CIF bids for corn are mixed in the Gulf, wheat CIF is unchanged with SEP wheat (45 bid-55 ask) OND wheat (60 bid-80 ask). October soybeans were quoted (90 bid-92 ask). August corn was quoted (59 bid-64 ask), Sep was quoted (66-70) and October corn was (70 bid-73 asked). Prospects of a huge new crop corn harvest are causing buyers to back away and wait for lower prices.
Barge freight has been trading at remarkably low levels. Freight firmed 60-70% in the last three weeks with the nearby July quote at 250-265%. August at 300-375. Harvest barges traded today at 435-500 for SEP and 490-510 for OCT.
Cattle futures were weaker and Lean Hogs were lower on Thursday. August Feeder Cattle gained $0.10 and closed at $147.58. August Live Cattle closed at $116.33 and December cattle closed at $114.88. Lean Hogs traded $0.55 to $1.00 lower. August Lean Hogs closed at $67.70, October closed at $58.50 and December Hogs closed at $54.38. The Pork Cutout gained $3.69 and closed at $80.90. Sale Barn auctions of fat cattle ranged between $119 and $122, but packers were still trying to bid $114 in the South and $188 in the beef in the North. Feedlots are asking for $120-122 and $190-192. Choice Boxed Beef was up $0.42; closing at $199.62 and Select was down $0.24, closing at $191.42.
Fescue prices were quite strong during the 2016 Harvest. We paid prices to range from $0.48 to $0.50 per pound. A good fescue fertility program involves the addition of 40 lbs. of nitrogen per acre in late August, followed by an application of nitrogen, phosphorus and potassium in the spring. You can spray 2,4-D and Dicamba for weeds in either the spring or fall. If you have a very heavy infestation of weeds, you might consider doing both.
We have updated our test plot results on our website, you can check out our 2015 corn yields and some 2014 soybean and corn yields at: http://www.buchheitagri.com/tech-park-data
Be sure to check out our website at: www.buchheitagri.com and see the marketing information available. If you scroll down on the front page you will find our market info page supported by AgriCharts. If you examine the left hand side of that page you will discover the options that allow you to create price graphs or charts and also to check on historical spread information.

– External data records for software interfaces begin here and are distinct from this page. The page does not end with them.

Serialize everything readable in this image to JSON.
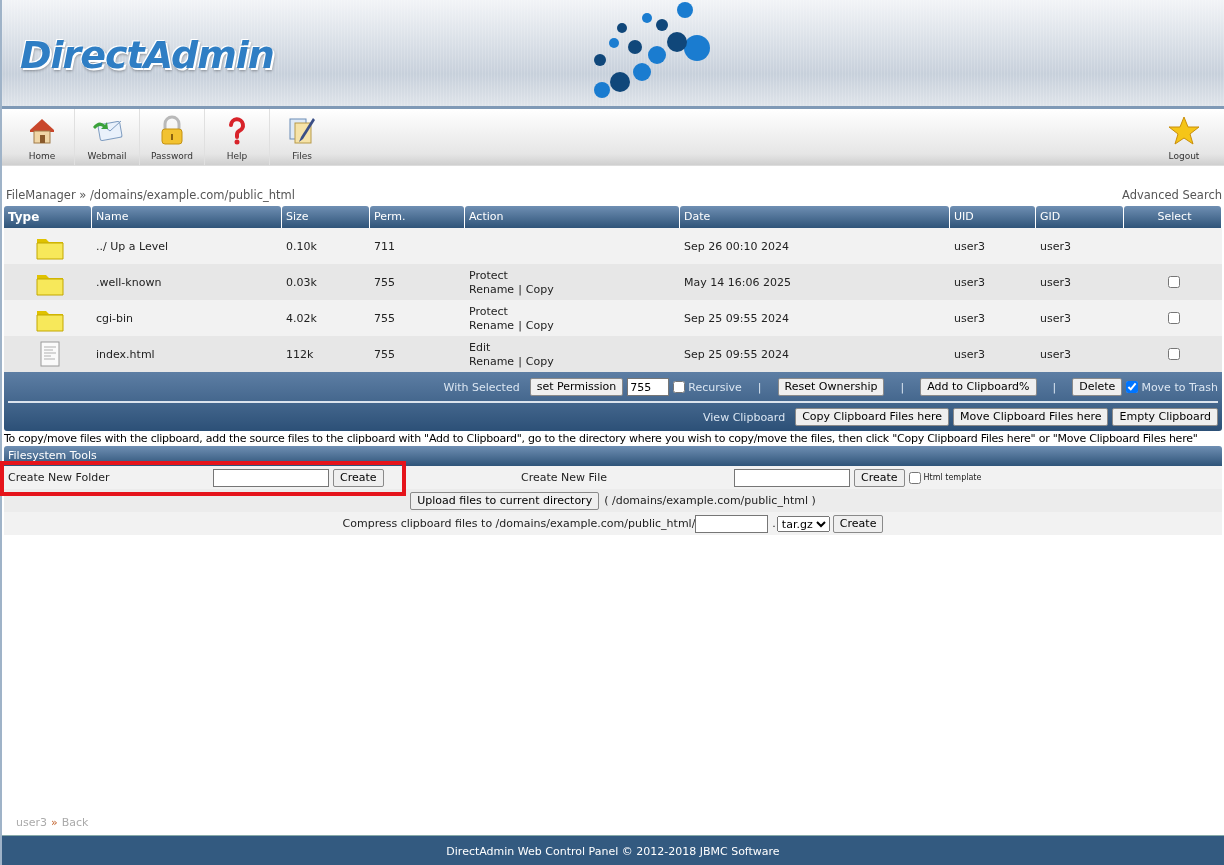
{
  "header": {
    "logo": "DirectAdmin"
  },
  "toolbar": {
    "items": [
      {
        "kind": "home",
        "label": "Home"
      },
      {
        "kind": "mail",
        "label": "Webmail"
      },
      {
        "kind": "lock",
        "label": "Password"
      },
      {
        "kind": "help",
        "label": "Help"
      },
      {
        "kind": "files",
        "label": "Files"
      }
    ],
    "logout": {
      "kind": "star",
      "label": "Logout"
    }
  },
  "breadcrumb": "FileManager » /domains/example.com/public_html",
  "advanced_search": "Advanced Search",
  "table": {
    "columns": [
      "Type",
      "Name",
      "Size",
      "Perm.",
      "Action",
      "Date",
      "UID",
      "GID",
      "Select"
    ],
    "rows": [
      {
        "kind": "folder",
        "name": "../ Up a Level",
        "size": "0.10k",
        "perm": "711",
        "actions": [],
        "date": "Sep 26 00:10 2024",
        "uid": "user3",
        "gid": "user3"
      },
      {
        "kind": "folder",
        "name": ".well-known",
        "size": "0.03k",
        "perm": "755",
        "actions": [
          [
            "Protect"
          ],
          [
            "Rename",
            "|",
            "Copy"
          ]
        ],
        "date": "May 14 16:06 2025",
        "uid": "user3",
        "gid": "user3",
        "checked": false
      },
      {
        "kind": "folder",
        "name": "cgi-bin",
        "size": "4.02k",
        "perm": "755",
        "actions": [
          [
            "Protect"
          ],
          [
            "Rename",
            "|",
            "Copy"
          ]
        ],
        "date": "Sep 25 09:55 2024",
        "uid": "user3",
        "gid": "user3",
        "checked": false
      },
      {
        "kind": "file",
        "name": "index.html",
        "size": "112k",
        "perm": "755",
        "actions": [
          [
            "Edit"
          ],
          [
            "Rename",
            "|",
            "Copy"
          ]
        ],
        "date": "Sep 25 09:55 2024",
        "uid": "user3",
        "gid": "user3",
        "checked": false
      }
    ]
  },
  "with_selected": {
    "items": [
      {
        "kind": "label",
        "text": "With Selected"
      },
      {
        "kind": "button",
        "text": "set Permission"
      },
      {
        "kind": "field",
        "text": "755"
      },
      {
        "kind": "checkbox",
        "text": "Recursive",
        "checked": false
      },
      {
        "kind": "separator",
        "text": "|"
      },
      {
        "kind": "button",
        "text": "Reset Ownership"
      },
      {
        "kind": "separator",
        "text": "|"
      },
      {
        "kind": "button",
        "text": "Add to Clipboard%"
      },
      {
        "kind": "separator",
        "text": "|"
      },
      {
        "kind": "button",
        "text": "Delete"
      },
      {
        "kind": "checkbox",
        "text": "Move to Trash",
        "checked": true
      }
    ]
  },
  "clipboard_bar": {
    "items": [
      {
        "kind": "label",
        "text": "View Clipboard"
      },
      {
        "kind": "button",
        "text": "Copy Clipboard Files here"
      },
      {
        "kind": "button",
        "text": "Move Clipboard Files here"
      },
      {
        "kind": "button",
        "text": "Empty Clipboard"
      }
    ]
  },
  "note": "To copy/move files with the clipboard, add the source files to the clipboard with \"Add to Clipboard\", go to the directory where you wish to copy/move the files, then click \"Copy Clipboard Files here\" or \"Move Clipboard Files here\"",
  "filesystem_tools": {
    "title": "Filesystem Tools",
    "create_folder": {
      "label": "Create New Folder",
      "button": "Create",
      "highlighted": true
    },
    "create_file": {
      "label": "Create New File",
      "button": "Create",
      "template": {
        "label": "Html template",
        "checked": false
      }
    },
    "upload": {
      "button": "Upload files to current directory",
      "path": "( /domains/example.com/public_html )"
    },
    "compress": {
      "label": "Compress clipboard files to /domains/example.com/public_html/",
      "dot": ".",
      "format": "tar.gz",
      "button": "Create"
    }
  },
  "footer_crumb": {
    "user": "user3",
    "separator": "»",
    "back": "Back"
  },
  "footer": "DirectAdmin Web Control Panel © 2012-2018 JBMC Software"
}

We are providing a DP program for those producers wanting to wait for a better day in the markets. We can help develop a marketing plan and a floor price program. Call Katlyn, Chad, Eric or Dave at 800-622-7937, Shon at 573-667-9921 or 768-0489.